▶ [Instructions for the task] Pictures stay out of the copy; set down each line of the listing below exactly.

▶ [Data for review]
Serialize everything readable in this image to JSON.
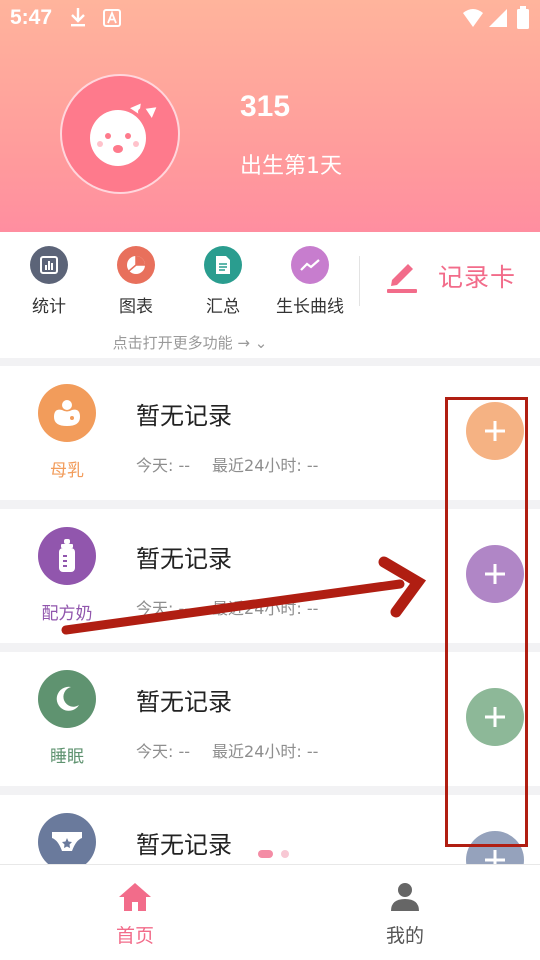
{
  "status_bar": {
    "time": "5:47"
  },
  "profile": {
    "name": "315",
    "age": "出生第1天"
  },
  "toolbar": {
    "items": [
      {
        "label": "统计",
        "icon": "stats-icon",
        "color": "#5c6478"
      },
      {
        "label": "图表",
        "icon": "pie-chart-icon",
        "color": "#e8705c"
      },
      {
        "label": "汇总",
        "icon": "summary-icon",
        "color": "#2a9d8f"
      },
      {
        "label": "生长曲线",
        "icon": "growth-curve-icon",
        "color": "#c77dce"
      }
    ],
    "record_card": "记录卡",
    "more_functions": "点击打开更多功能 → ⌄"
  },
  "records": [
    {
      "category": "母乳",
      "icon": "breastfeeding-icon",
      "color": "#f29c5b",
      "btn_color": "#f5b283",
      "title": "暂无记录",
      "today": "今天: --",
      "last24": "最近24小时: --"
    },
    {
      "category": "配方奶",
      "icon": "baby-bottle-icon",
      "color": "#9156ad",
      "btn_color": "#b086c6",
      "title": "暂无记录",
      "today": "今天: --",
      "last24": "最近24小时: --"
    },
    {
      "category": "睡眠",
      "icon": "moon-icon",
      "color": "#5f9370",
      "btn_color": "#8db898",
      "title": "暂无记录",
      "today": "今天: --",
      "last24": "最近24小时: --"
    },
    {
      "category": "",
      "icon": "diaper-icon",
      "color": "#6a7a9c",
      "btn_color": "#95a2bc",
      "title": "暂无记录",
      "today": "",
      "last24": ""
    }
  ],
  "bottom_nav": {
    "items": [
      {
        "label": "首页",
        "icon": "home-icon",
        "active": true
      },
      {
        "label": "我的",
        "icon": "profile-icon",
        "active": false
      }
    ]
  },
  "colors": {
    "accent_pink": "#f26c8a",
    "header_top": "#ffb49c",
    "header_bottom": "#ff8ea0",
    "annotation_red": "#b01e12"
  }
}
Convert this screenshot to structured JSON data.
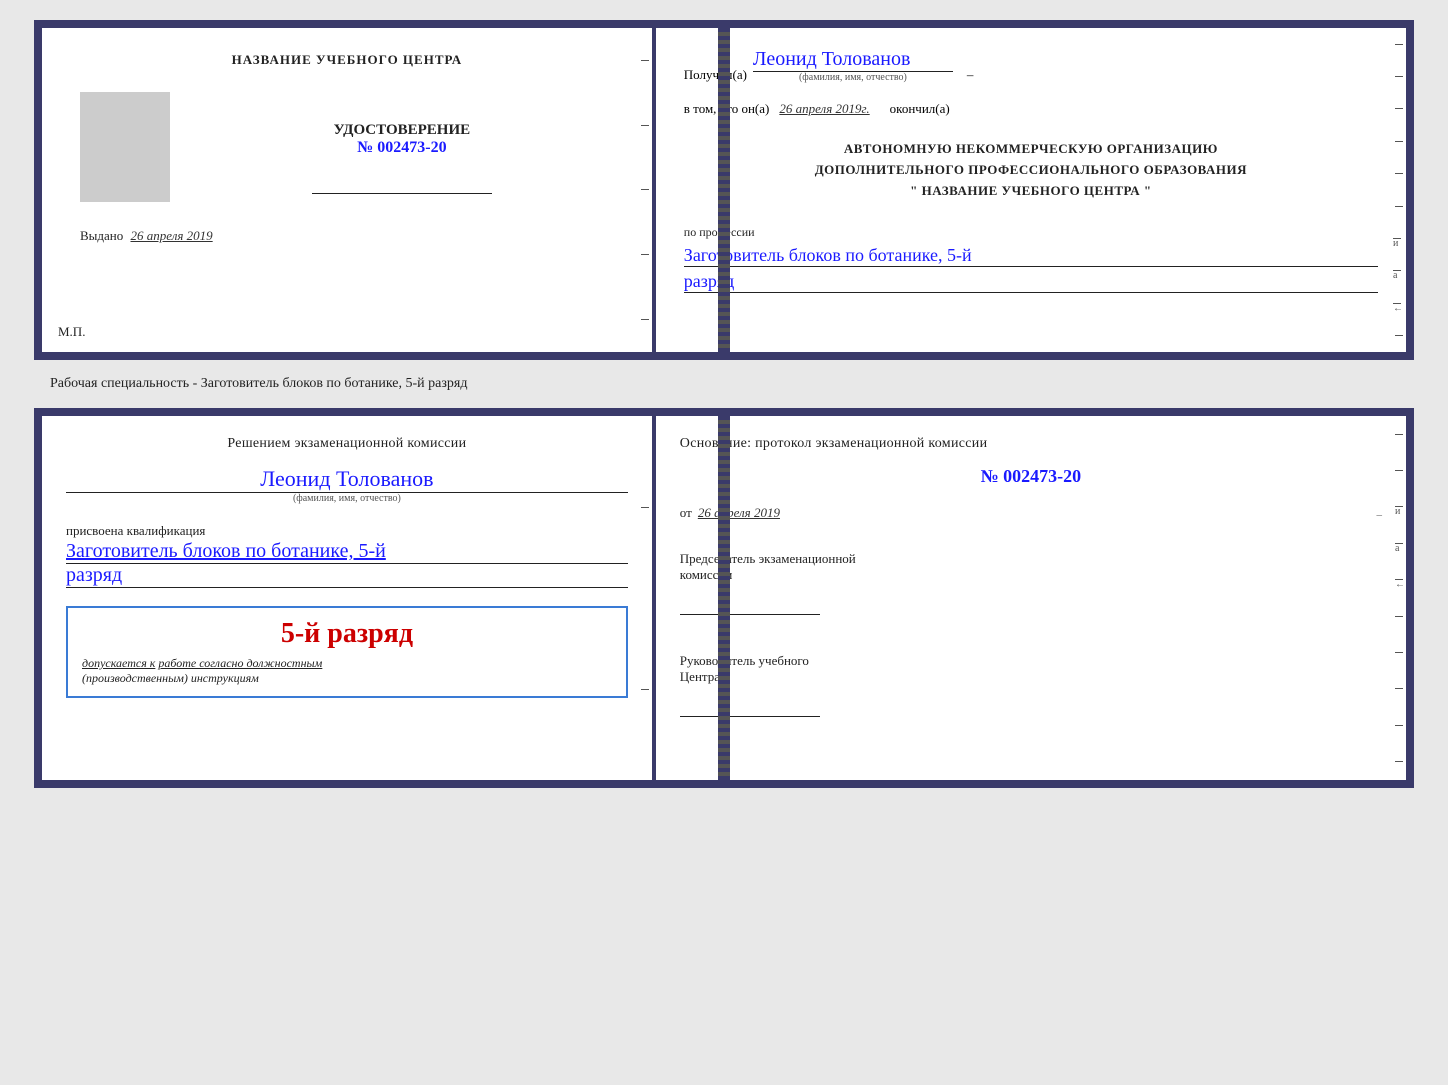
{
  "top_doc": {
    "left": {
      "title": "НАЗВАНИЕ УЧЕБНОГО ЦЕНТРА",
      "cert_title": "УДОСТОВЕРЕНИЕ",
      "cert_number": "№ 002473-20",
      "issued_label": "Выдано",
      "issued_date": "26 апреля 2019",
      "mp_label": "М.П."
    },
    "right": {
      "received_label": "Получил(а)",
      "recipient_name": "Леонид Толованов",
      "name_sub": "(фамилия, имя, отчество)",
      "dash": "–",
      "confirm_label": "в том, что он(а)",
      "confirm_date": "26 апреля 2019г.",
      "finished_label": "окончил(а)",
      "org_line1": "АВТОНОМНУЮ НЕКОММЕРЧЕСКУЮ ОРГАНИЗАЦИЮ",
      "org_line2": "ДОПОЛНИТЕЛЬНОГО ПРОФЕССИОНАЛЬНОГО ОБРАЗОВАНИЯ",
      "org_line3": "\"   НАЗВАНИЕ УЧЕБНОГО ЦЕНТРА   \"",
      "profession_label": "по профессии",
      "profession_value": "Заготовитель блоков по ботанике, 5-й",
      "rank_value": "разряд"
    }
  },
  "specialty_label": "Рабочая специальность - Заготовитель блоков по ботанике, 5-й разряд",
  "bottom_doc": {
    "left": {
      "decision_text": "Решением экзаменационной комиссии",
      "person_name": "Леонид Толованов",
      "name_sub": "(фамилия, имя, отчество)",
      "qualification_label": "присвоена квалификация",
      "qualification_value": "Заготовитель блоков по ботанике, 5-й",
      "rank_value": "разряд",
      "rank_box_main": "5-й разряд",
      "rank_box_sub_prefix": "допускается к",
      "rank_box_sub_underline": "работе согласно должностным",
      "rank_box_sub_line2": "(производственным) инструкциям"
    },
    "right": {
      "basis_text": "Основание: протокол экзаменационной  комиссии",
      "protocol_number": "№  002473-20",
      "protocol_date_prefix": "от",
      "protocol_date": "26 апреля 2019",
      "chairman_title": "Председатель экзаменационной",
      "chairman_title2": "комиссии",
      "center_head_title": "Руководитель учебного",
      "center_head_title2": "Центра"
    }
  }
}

▶ [Response to the task]
Serialize everything readable in this image to JSON.
{
  "status_bar": {
    "time": "5:47"
  },
  "profile": {
    "name": "315",
    "age": "出生第1天"
  },
  "toolbar": {
    "items": [
      {
        "label": "统计",
        "icon": "stats-icon",
        "color": "#5c6478"
      },
      {
        "label": "图表",
        "icon": "pie-chart-icon",
        "color": "#e8705c"
      },
      {
        "label": "汇总",
        "icon": "summary-icon",
        "color": "#2a9d8f"
      },
      {
        "label": "生长曲线",
        "icon": "growth-curve-icon",
        "color": "#c77dce"
      }
    ],
    "record_card": "记录卡",
    "more_functions": "点击打开更多功能 → ⌄"
  },
  "records": [
    {
      "category": "母乳",
      "icon": "breastfeeding-icon",
      "color": "#f29c5b",
      "btn_color": "#f5b283",
      "title": "暂无记录",
      "today": "今天: --",
      "last24": "最近24小时: --"
    },
    {
      "category": "配方奶",
      "icon": "baby-bottle-icon",
      "color": "#9156ad",
      "btn_color": "#b086c6",
      "title": "暂无记录",
      "today": "今天: --",
      "last24": "最近24小时: --"
    },
    {
      "category": "睡眠",
      "icon": "moon-icon",
      "color": "#5f9370",
      "btn_color": "#8db898",
      "title": "暂无记录",
      "today": "今天: --",
      "last24": "最近24小时: --"
    },
    {
      "category": "",
      "icon": "diaper-icon",
      "color": "#6a7a9c",
      "btn_color": "#95a2bc",
      "title": "暂无记录",
      "today": "",
      "last24": ""
    }
  ],
  "bottom_nav": {
    "items": [
      {
        "label": "首页",
        "icon": "home-icon",
        "active": true
      },
      {
        "label": "我的",
        "icon": "profile-icon",
        "active": false
      }
    ]
  },
  "colors": {
    "accent_pink": "#f26c8a",
    "header_top": "#ffb49c",
    "header_bottom": "#ff8ea0",
    "annotation_red": "#b01e12"
  }
}
Convert this screenshot to structured JSON data.
{
  "top_doc": {
    "left": {
      "title": "НАЗВАНИЕ УЧЕБНОГО ЦЕНТРА",
      "cert_title": "УДОСТОВЕРЕНИЕ",
      "cert_number": "№ 002473-20",
      "issued_label": "Выдано",
      "issued_date": "26 апреля 2019",
      "mp_label": "М.П."
    },
    "right": {
      "received_label": "Получил(а)",
      "recipient_name": "Леонид Толованов",
      "name_sub": "(фамилия, имя, отчество)",
      "dash": "–",
      "confirm_label": "в том, что он(а)",
      "confirm_date": "26 апреля 2019г.",
      "finished_label": "окончил(а)",
      "org_line1": "АВТОНОМНУЮ НЕКОММЕРЧЕСКУЮ ОРГАНИЗАЦИЮ",
      "org_line2": "ДОПОЛНИТЕЛЬНОГО ПРОФЕССИОНАЛЬНОГО ОБРАЗОВАНИЯ",
      "org_line3": "\"   НАЗВАНИЕ УЧЕБНОГО ЦЕНТРА   \"",
      "profession_label": "по профессии",
      "profession_value": "Заготовитель блоков по ботанике, 5-й",
      "rank_value": "разряд"
    }
  },
  "specialty_label": "Рабочая специальность - Заготовитель блоков по ботанике, 5-й разряд",
  "bottom_doc": {
    "left": {
      "decision_text": "Решением экзаменационной комиссии",
      "person_name": "Леонид Толованов",
      "name_sub": "(фамилия, имя, отчество)",
      "qualification_label": "присвоена квалификация",
      "qualification_value": "Заготовитель блоков по ботанике, 5-й",
      "rank_value": "разряд",
      "rank_box_main": "5-й разряд",
      "rank_box_sub_prefix": "допускается к",
      "rank_box_sub_underline": "работе согласно должностным",
      "rank_box_sub_line2": "(производственным) инструкциям"
    },
    "right": {
      "basis_text": "Основание: протокол экзаменационной  комиссии",
      "protocol_number": "№  002473-20",
      "protocol_date_prefix": "от",
      "protocol_date": "26 апреля 2019",
      "chairman_title": "Председатель экзаменационной",
      "chairman_title2": "комиссии",
      "center_head_title": "Руководитель учебного",
      "center_head_title2": "Центра"
    }
  }
}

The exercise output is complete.